Facebook, the world’s most popular social network with over 750 million members, has become an everyday feature of modern society, allowing users to stay connected with people from all across the globe. However, the relative ease with which it is possible to become ‘friends’ with total strangers on the social networking platform has resulted in some women becoming victims of cyber crime.
The media attention given to the notorious case of South Africa’s ‘Facebook rapist’ may have finally woken people up to the possibility of social networks as dangerous places. The case also showed that the wheels of justice can move swiftly when they want to. Perhaps the notoriety of the case itself, and the resulting public eye, stimulated the quick actions of the justice system. This is not usually so. During 16 Days of Activism, many survivors of sexual and domestic violence will voice that most gender violence receives hardly a passing glance.
Thabo Bester, otherwise known as the Facebook rapist, was relatively unknown in the public domain until stories began to emerge in newspapers and on television about a man in his twenties, operating behind the guise of a modeling scout on Facebook, who had been conning young women of their possessions. The robberies escalated to sexual assault and even alleged murder. After a brief cat and mouse chase, police finally arrested him on 21 September 2011 in Alberton, Johannesburg.
The courts convicted Bester on two counts of rape and two counts of robbery with aggravating circumstances, sentencing him to 50 years in prison on 14 October 2011. Although he pleaded guilty and faces further trials on charges including rape and murder, it is remarkable how efficient the South African criminal justice system can be, don’t you think?
A 2010 study led by the Medical Research Council (MRC) found that in Gauteng Province, home to South Africa's most populous city of Johannesburg, more than 37 percent of men said they had raped a woman. Nearly seven percent of the 487 men surveyed said they had participated in a gang rape. Yet, a Human Rights Watch country report in the same year states that “arrest and conviction rates of rape perpetrators are extremely low.” The denial of justice for victims likely contributes to the normalisation of violence against women in South Africa.
Another MRC study on sexual violence in 2005 found that only one out of every nine rape survivors report the attack to the police. Furthermore, a 2007 report by People Opposing Women Abuse (POWA) found only seven percent of those one in nine reported rape cases resulted in successful convictions in court. Moreover, of that seven percent, only five percent reach the high court for proper sentencing. These statistics certainly present a very bleak picture of the justice system.
While sexual assaults have been a worrying trend in South Africa long before online social networking took root in society, its apparent that there’s a need to have a close look at these new forms of potential abuse. By including cyber crimes in the national crime statistics report, society could be provided with a gauge to assess the prevalence of this particular form of crime, and whether it is increasing or not. In terms of addressing cyber crime, the “Take Back The Tech” campaign is an excellent example of civil society taking up the initiative to educate women about protecting themselves from cyber violence.
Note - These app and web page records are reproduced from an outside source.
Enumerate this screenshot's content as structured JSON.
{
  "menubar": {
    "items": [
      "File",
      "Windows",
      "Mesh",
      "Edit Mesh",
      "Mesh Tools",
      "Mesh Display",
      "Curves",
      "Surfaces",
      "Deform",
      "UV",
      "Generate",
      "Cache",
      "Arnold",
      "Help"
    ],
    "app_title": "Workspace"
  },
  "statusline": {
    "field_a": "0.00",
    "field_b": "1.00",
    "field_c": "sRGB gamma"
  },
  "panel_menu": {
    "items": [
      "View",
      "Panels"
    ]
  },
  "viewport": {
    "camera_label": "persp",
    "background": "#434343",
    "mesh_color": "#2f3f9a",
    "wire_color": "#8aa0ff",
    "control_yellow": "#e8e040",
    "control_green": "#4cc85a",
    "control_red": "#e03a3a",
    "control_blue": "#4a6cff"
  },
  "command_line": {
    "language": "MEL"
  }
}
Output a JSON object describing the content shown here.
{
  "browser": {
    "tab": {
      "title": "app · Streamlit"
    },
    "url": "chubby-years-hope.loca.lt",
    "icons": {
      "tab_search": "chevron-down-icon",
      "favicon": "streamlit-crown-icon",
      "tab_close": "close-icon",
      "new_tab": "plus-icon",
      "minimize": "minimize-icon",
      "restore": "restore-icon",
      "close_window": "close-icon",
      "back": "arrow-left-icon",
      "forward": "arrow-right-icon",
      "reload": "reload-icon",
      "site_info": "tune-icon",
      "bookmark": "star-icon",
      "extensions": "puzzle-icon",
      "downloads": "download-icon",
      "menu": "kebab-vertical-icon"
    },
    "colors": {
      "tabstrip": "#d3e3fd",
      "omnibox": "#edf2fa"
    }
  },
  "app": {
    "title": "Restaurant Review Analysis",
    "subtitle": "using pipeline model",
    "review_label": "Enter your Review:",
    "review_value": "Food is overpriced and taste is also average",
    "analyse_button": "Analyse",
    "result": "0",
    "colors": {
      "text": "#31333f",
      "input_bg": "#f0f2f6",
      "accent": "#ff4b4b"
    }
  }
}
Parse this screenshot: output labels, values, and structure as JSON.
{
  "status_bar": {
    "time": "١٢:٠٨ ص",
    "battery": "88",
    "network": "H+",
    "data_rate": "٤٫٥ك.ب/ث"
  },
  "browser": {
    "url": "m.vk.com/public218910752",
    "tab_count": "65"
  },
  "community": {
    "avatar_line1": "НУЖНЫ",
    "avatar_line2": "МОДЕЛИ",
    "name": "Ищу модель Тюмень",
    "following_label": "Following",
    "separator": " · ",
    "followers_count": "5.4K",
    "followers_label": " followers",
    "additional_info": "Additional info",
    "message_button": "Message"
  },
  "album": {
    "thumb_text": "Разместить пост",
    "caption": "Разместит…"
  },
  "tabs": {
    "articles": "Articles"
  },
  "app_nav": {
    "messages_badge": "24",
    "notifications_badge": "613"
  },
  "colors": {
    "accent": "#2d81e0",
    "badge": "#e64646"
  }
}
However, until all stakeholders do more to inform and educate users (especially women and children) about the dangers of social networks and the Internet, the World Wide Web will continue to be exploited by individuals aiming to attack, victimise and endanger others. Media remains essential to the public dissemination of accurate and well-researched information about cyber crime.
However, it is equally important for the media to report on all kinds of violence against women in a manner that challenges gender stereotypes, instead of promoting them, and includes more diverse voices. The Gender and Media Progress Study conducted by Gender Links in 2010 found that women feature less often than men as sources when reporting GBV, even though women are more intimately affected. Furthermore, survivors of GBV constitute a low proportion (15 percent) of all sources on the topic. Despite the high incidence of GBV in South Africa, stories mentioning GBV account for only three percent of the total number of stories.
Better reporting on GBV requires more than just greater quantity, it also requires a move away from sensationalism and simply reporting “hard news” to adding more depth to stories. For example, media and journalists could greatly enhance their stories by including the voices of those affected, information on response and support structures, and activists opinions.
Although it is not necessarily the duty of the media to influence matters of the court, it would certainly be naïve to underestimate its critical role in raising public awareness about GBV. Cyber crimes will almost certainly continue to feature in this fast evolving information and digital age, and while the coverage of the so-called Facebook rapist undoubtedly raised awareness of the problem, more in depth and thoughtful reporting on the wider issues is needed, as it is with all forms of GBV.
- Ticha Tsedu is an Intern working with Gender Links. This article is part of the GL Opinion and Commentary Service series for the 16 Days of Activism.